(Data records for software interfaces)

···

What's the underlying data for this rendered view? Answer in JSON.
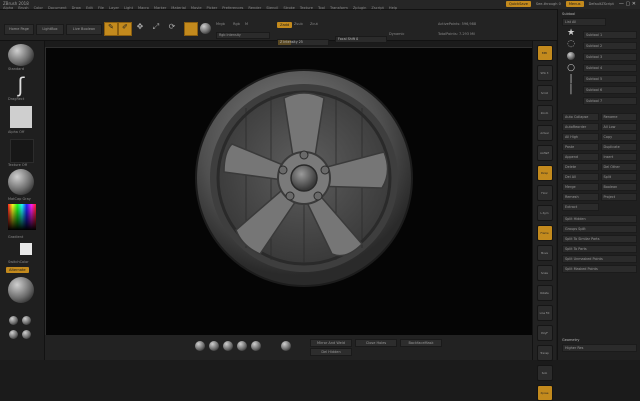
{
  "app": {
    "title": "ZBrush 2018"
  },
  "menu": [
    "Alpha",
    "Brush",
    "Color",
    "Document",
    "Draw",
    "Edit",
    "File",
    "Layer",
    "Light",
    "Macro",
    "Marker",
    "Material",
    "Movie",
    "Picker",
    "Preferences",
    "Render",
    "Stencil",
    "Stroke",
    "Texture",
    "Tool",
    "Transform",
    "Zplugin",
    "Zscript",
    "Help"
  ],
  "topright": {
    "quicksave": "QuickSave",
    "seethrough": "See-through  0",
    "menus": "Menus",
    "defaultscript": "DefaultZScript"
  },
  "toolbar": {
    "home_page": "Home Page",
    "lightbox": "LightBox",
    "live_boolean": "Live Boolean",
    "edit": "Edit",
    "draw": "Draw",
    "move": "Move",
    "scale": "Scale",
    "rotate": "Rotate",
    "mrgb": "Mrgb",
    "rgb": "Rgb",
    "m": "M",
    "zadd": "Zadd",
    "zsub": "Zsub",
    "zcut": "Zcut",
    "rgb_intensity": "Rgb Intensity",
    "z_intensity": "Z Intensity 25",
    "focal_shift": "Focal Shift 0",
    "draw_size": "Draw Size 64",
    "dynamic": "Dynamic",
    "active_points": "ActivePoints: 596,988",
    "total_points": "TotalPoints: 7.293 Mil"
  },
  "left_shelf": {
    "brush": "Standard",
    "stroke": "DragRect",
    "alpha": "Alpha Off",
    "texture": "Texture Off",
    "material": "MatCap Gray",
    "gradient": "Gradient",
    "switch_color": "SwitchColor",
    "alternate": "Alternate"
  },
  "right_tray": {
    "title": "Subtool",
    "list": "List All",
    "slider_labels": [
      "Subtool 1",
      "Subtool 2",
      "Subtool 3",
      "Subtool 4",
      "Subtool 5",
      "Subtool 6",
      "Subtool 7"
    ],
    "buttons": [
      "Auto Collapse",
      "Rename",
      "AutoReorder",
      "All Low",
      "All High",
      "Copy",
      "Paste",
      "Duplicate",
      "Append",
      "Insert",
      "Delete",
      "Del Other",
      "Del All",
      "Split",
      "Merge",
      "Boolean",
      "Remesh",
      "Project",
      "Extract"
    ],
    "split_items": [
      "Split Hidden",
      "Groups Split",
      "Split To Similar Parts",
      "Split To Parts",
      "Split Unmasked Points",
      "Split Masked Points"
    ],
    "bottom": {
      "geometry": "Geometry",
      "higher_res": "Higher Res"
    }
  },
  "right_shelf": [
    "BPR",
    "SPix 3",
    "Scroll",
    "Zoom",
    "Actual",
    "AAHalf",
    "Persp",
    "Floor",
    "L.Sym",
    "Frame",
    "Move",
    "Scale",
    "Rotate",
    "Line Fill",
    "PolyF",
    "Transp",
    "Solo",
    "Xpose"
  ],
  "bottombar": {
    "mirror_weld": "Mirror And Weld",
    "del_hidden": "Del Hidden",
    "close_holes": "Close Holes",
    "backface_mask": "BackfaceMask"
  },
  "colors": {
    "accent": "#c38a1d",
    "canvas": "#050505",
    "panel": "#222222"
  }
}
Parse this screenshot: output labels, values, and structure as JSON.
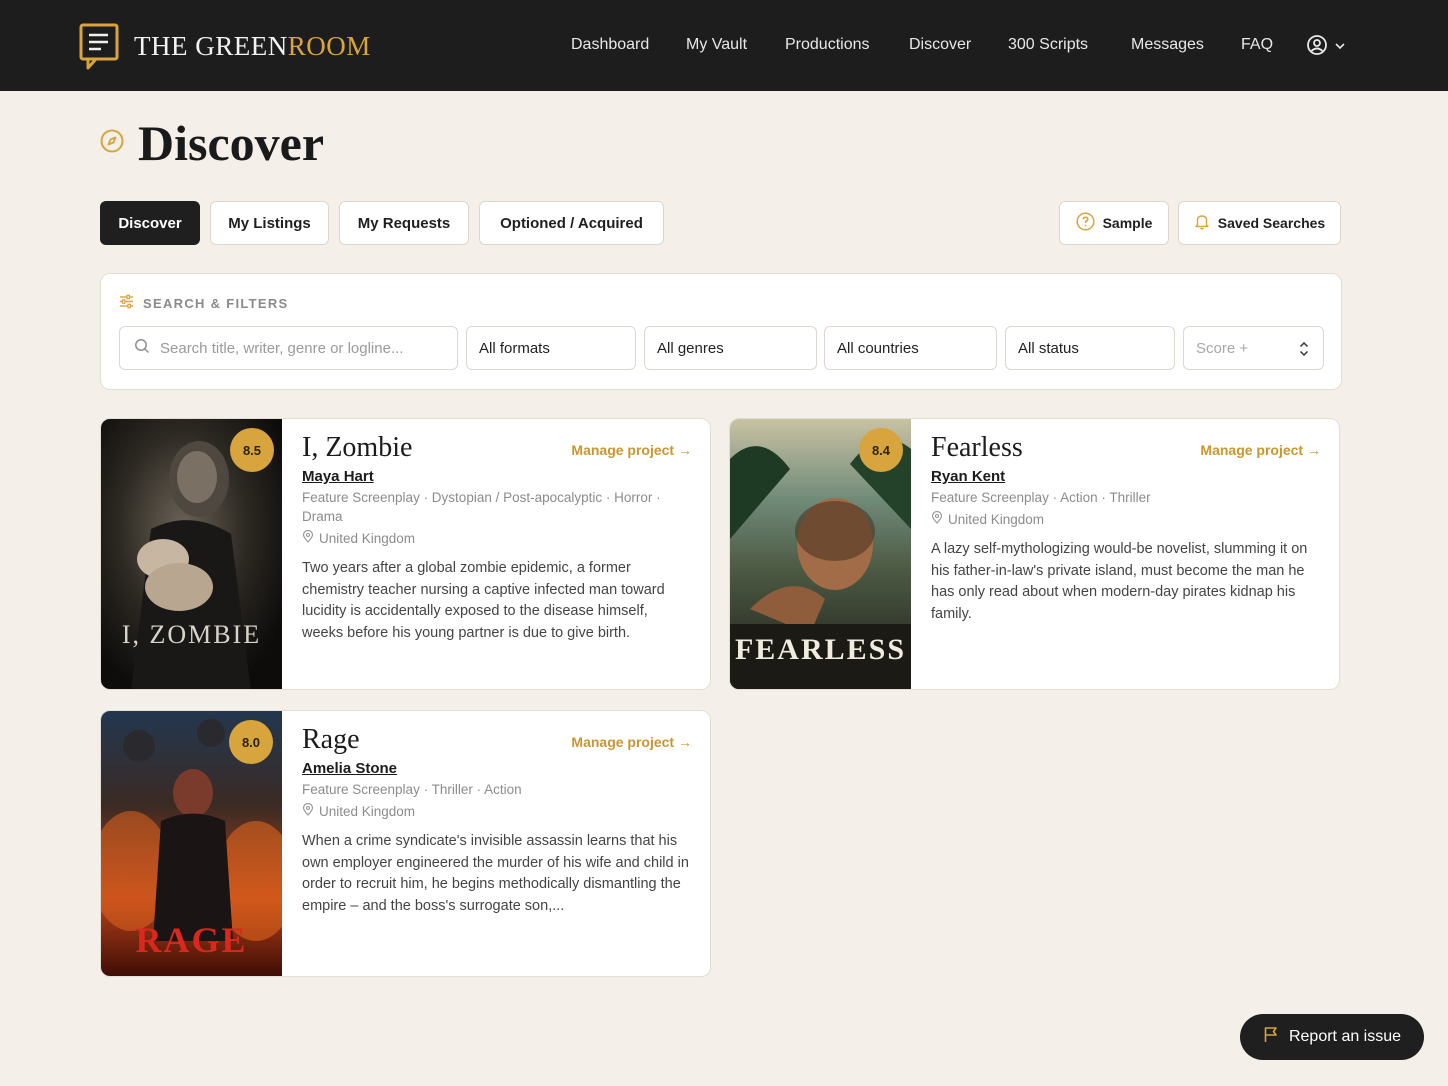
{
  "header": {
    "logo_text_main": "THE GREEN",
    "logo_text_accent": "ROOM",
    "nav": [
      {
        "label": "Dashboard"
      },
      {
        "label": "My Vault"
      },
      {
        "label": "Productions"
      },
      {
        "label": "Discover"
      },
      {
        "label": "300 Scripts"
      },
      {
        "label": "Messages"
      },
      {
        "label": "FAQ"
      }
    ],
    "user_icon": "user-circle-icon"
  },
  "page": {
    "title": "Discover",
    "title_icon": "compass-icon"
  },
  "tabs": [
    {
      "label": "Discover",
      "active": true
    },
    {
      "label": "My Listings",
      "active": false
    },
    {
      "label": "My Requests",
      "active": false
    },
    {
      "label": "Optioned / Acquired",
      "active": false
    }
  ],
  "tools": {
    "sample_label": "Sample",
    "saved_searches_label": "Saved Searches"
  },
  "filters": {
    "section_label": "SEARCH & FILTERS",
    "search_placeholder": "Search title, writer, genre or logline...",
    "format": "All formats",
    "genre": "All genres",
    "country": "All countries",
    "status": "All status",
    "score_placeholder": "Score +"
  },
  "projects": [
    {
      "title": "I, Zombie",
      "score": "8.5",
      "manage_label": "Manage project →",
      "writer": "Maya Hart",
      "meta": "Feature Screenplay · Dystopian / Post-apocalyptic · Horror · Drama",
      "location": "United Kingdom",
      "logline": "Two years after a global zombie epidemic, a former chemistry teacher nursing a captive infected man toward lucidity is accidentally exposed to the disease himself, weeks before his young partner is due to give birth.",
      "poster_text": "I, ZOMBIE"
    },
    {
      "title": "Fearless",
      "score": "8.4",
      "manage_label": "Manage project →",
      "writer": "Ryan Kent",
      "meta": "Feature Screenplay · Action · Thriller",
      "location": "United Kingdom",
      "logline": "A lazy self-mythologizing would-be novelist, slumming it on his father-in-law's private island, must become the man he has only read about when modern-day pirates kidnap his family.",
      "poster_text": "FEARLESS"
    },
    {
      "title": "Rage",
      "score": "8.0",
      "manage_label": "Manage project →",
      "writer": "Amelia Stone",
      "meta": "Feature Screenplay · Thriller · Action",
      "location": "United Kingdom",
      "logline": "When a crime syndicate's invisible assassin learns that his own employer engineered the murder of his wife and child in order to recruit him, he begins methodically dismantling the empire – and the boss's surrogate son,...",
      "poster_text": "RAGE"
    }
  ],
  "report_label": "Report an issue",
  "colors": {
    "accent": "#d7a43d",
    "topbar": "#1d1d1d",
    "background": "#f4f0e9"
  }
}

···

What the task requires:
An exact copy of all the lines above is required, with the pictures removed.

Answer space:
What's the underlying data for this rendered view? Answer in JSON.
{
  "app": {
    "title": "ZBrush 2018"
  },
  "menu": [
    "Alpha",
    "Brush",
    "Color",
    "Document",
    "Draw",
    "Edit",
    "File",
    "Layer",
    "Light",
    "Macro",
    "Marker",
    "Material",
    "Movie",
    "Picker",
    "Preferences",
    "Render",
    "Stencil",
    "Stroke",
    "Texture",
    "Tool",
    "Transform",
    "Zplugin",
    "Zscript",
    "Help"
  ],
  "topright": {
    "quicksave": "QuickSave",
    "seethrough": "See-through  0",
    "menus": "Menus",
    "defaultscript": "DefaultZScript"
  },
  "toolbar": {
    "home_page": "Home Page",
    "lightbox": "LightBox",
    "live_boolean": "Live Boolean",
    "edit": "Edit",
    "draw": "Draw",
    "move": "Move",
    "scale": "Scale",
    "rotate": "Rotate",
    "mrgb": "Mrgb",
    "rgb": "Rgb",
    "m": "M",
    "zadd": "Zadd",
    "zsub": "Zsub",
    "zcut": "Zcut",
    "rgb_intensity": "Rgb Intensity",
    "z_intensity": "Z Intensity 25",
    "focal_shift": "Focal Shift 0",
    "draw_size": "Draw Size 64",
    "dynamic": "Dynamic",
    "active_points": "ActivePoints: 596,988",
    "total_points": "TotalPoints: 7.293 Mil"
  },
  "left_shelf": {
    "brush": "Standard",
    "stroke": "DragRect",
    "alpha": "Alpha Off",
    "texture": "Texture Off",
    "material": "MatCap Gray",
    "gradient": "Gradient",
    "switch_color": "SwitchColor",
    "alternate": "Alternate"
  },
  "right_tray": {
    "title": "Subtool",
    "list": "List All",
    "slider_labels": [
      "Subtool 1",
      "Subtool 2",
      "Subtool 3",
      "Subtool 4",
      "Subtool 5",
      "Subtool 6",
      "Subtool 7"
    ],
    "buttons": [
      "Auto Collapse",
      "Rename",
      "AutoReorder",
      "All Low",
      "All High",
      "Copy",
      "Paste",
      "Duplicate",
      "Append",
      "Insert",
      "Delete",
      "Del Other",
      "Del All",
      "Split",
      "Merge",
      "Boolean",
      "Remesh",
      "Project",
      "Extract"
    ],
    "split_items": [
      "Split Hidden",
      "Groups Split",
      "Split To Similar Parts",
      "Split To Parts",
      "Split Unmasked Points",
      "Split Masked Points"
    ],
    "bottom": {
      "geometry": "Geometry",
      "higher_res": "Higher Res"
    }
  },
  "right_shelf": [
    "BPR",
    "SPix 3",
    "Scroll",
    "Zoom",
    "Actual",
    "AAHalf",
    "Persp",
    "Floor",
    "L.Sym",
    "Frame",
    "Move",
    "Scale",
    "Rotate",
    "Line Fill",
    "PolyF",
    "Transp",
    "Solo",
    "Xpose"
  ],
  "bottombar": {
    "mirror_weld": "Mirror And Weld",
    "del_hidden": "Del Hidden",
    "close_holes": "Close Holes",
    "backface_mask": "BackfaceMask"
  },
  "colors": {
    "accent": "#c38a1d",
    "canvas": "#050505",
    "panel": "#222222"
  }
}
Parse this screenshot: output labels, values, and structure as JSON.
{
  "header": {
    "logo_text_main": "THE GREEN",
    "logo_text_accent": "ROOM",
    "nav": [
      {
        "label": "Dashboard"
      },
      {
        "label": "My Vault"
      },
      {
        "label": "Productions"
      },
      {
        "label": "Discover"
      },
      {
        "label": "300 Scripts"
      },
      {
        "label": "Messages"
      },
      {
        "label": "FAQ"
      }
    ],
    "user_icon": "user-circle-icon"
  },
  "page": {
    "title": "Discover",
    "title_icon": "compass-icon"
  },
  "tabs": [
    {
      "label": "Discover",
      "active": true
    },
    {
      "label": "My Listings",
      "active": false
    },
    {
      "label": "My Requests",
      "active": false
    },
    {
      "label": "Optioned / Acquired",
      "active": false
    }
  ],
  "tools": {
    "sample_label": "Sample",
    "saved_searches_label": "Saved Searches"
  },
  "filters": {
    "section_label": "SEARCH & FILTERS",
    "search_placeholder": "Search title, writer, genre or logline...",
    "format": "All formats",
    "genre": "All genres",
    "country": "All countries",
    "status": "All status",
    "score_placeholder": "Score +"
  },
  "projects": [
    {
      "title": "I, Zombie",
      "score": "8.5",
      "manage_label": "Manage project →",
      "writer": "Maya Hart",
      "meta": "Feature Screenplay · Dystopian / Post-apocalyptic · Horror · Drama",
      "location": "United Kingdom",
      "logline": "Two years after a global zombie epidemic, a former chemistry teacher nursing a captive infected man toward lucidity is accidentally exposed to the disease himself, weeks before his young partner is due to give birth.",
      "poster_text": "I, ZOMBIE"
    },
    {
      "title": "Fearless",
      "score": "8.4",
      "manage_label": "Manage project →",
      "writer": "Ryan Kent",
      "meta": "Feature Screenplay · Action · Thriller",
      "location": "United Kingdom",
      "logline": "A lazy self-mythologizing would-be novelist, slumming it on his father-in-law's private island, must become the man he has only read about when modern-day pirates kidnap his family.",
      "poster_text": "FEARLESS"
    },
    {
      "title": "Rage",
      "score": "8.0",
      "manage_label": "Manage project →",
      "writer": "Amelia Stone",
      "meta": "Feature Screenplay · Thriller · Action",
      "location": "United Kingdom",
      "logline": "When a crime syndicate's invisible assassin learns that his own employer engineered the murder of his wife and child in order to recruit him, he begins methodically dismantling the empire – and the boss's surrogate son,...",
      "poster_text": "RAGE"
    }
  ],
  "report_label": "Report an issue",
  "colors": {
    "accent": "#d7a43d",
    "topbar": "#1d1d1d",
    "background": "#f4f0e9"
  }
}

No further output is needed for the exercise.